● DIRECTIONS:
Only the lines holding "name" are wanted; find them in the listing and return each one.

● AVAILABLE DATA:
• • •
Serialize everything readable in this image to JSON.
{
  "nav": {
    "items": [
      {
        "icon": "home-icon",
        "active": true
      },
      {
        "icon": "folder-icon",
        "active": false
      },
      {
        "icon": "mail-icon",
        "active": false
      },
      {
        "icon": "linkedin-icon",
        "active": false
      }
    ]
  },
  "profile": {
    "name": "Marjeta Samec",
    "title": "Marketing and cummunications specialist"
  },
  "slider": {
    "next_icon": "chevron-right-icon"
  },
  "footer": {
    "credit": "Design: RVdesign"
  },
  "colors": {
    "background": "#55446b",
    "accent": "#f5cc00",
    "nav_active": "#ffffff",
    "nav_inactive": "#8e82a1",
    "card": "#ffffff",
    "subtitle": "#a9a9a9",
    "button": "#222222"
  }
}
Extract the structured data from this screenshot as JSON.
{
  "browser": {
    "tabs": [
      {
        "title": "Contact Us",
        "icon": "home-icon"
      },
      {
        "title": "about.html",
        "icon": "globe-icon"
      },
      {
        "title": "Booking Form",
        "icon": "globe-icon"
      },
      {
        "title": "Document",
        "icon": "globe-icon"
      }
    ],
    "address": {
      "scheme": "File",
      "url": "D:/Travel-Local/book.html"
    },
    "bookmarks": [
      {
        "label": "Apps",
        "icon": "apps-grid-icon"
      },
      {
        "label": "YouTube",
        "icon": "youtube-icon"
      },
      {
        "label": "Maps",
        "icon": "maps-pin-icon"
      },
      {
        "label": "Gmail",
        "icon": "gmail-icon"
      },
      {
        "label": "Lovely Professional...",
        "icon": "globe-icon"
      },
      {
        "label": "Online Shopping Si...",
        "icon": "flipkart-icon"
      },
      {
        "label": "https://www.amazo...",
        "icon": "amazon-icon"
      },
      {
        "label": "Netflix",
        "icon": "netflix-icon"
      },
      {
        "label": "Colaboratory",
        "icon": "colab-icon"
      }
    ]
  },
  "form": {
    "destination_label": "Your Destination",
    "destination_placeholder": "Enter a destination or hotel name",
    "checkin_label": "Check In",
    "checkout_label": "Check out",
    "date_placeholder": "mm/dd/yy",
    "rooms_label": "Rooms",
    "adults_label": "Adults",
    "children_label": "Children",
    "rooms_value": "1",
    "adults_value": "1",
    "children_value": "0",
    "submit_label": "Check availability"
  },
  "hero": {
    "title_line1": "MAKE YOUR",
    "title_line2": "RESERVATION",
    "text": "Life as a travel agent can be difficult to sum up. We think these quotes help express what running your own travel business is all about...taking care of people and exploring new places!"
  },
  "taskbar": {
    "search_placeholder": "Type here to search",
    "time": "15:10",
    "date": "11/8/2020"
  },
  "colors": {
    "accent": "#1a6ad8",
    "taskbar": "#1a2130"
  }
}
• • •
● WRITTEN ANSWER:
    "name": "Marjeta Samec",
    "destination_placeholder": "Enter a destination or hotel name",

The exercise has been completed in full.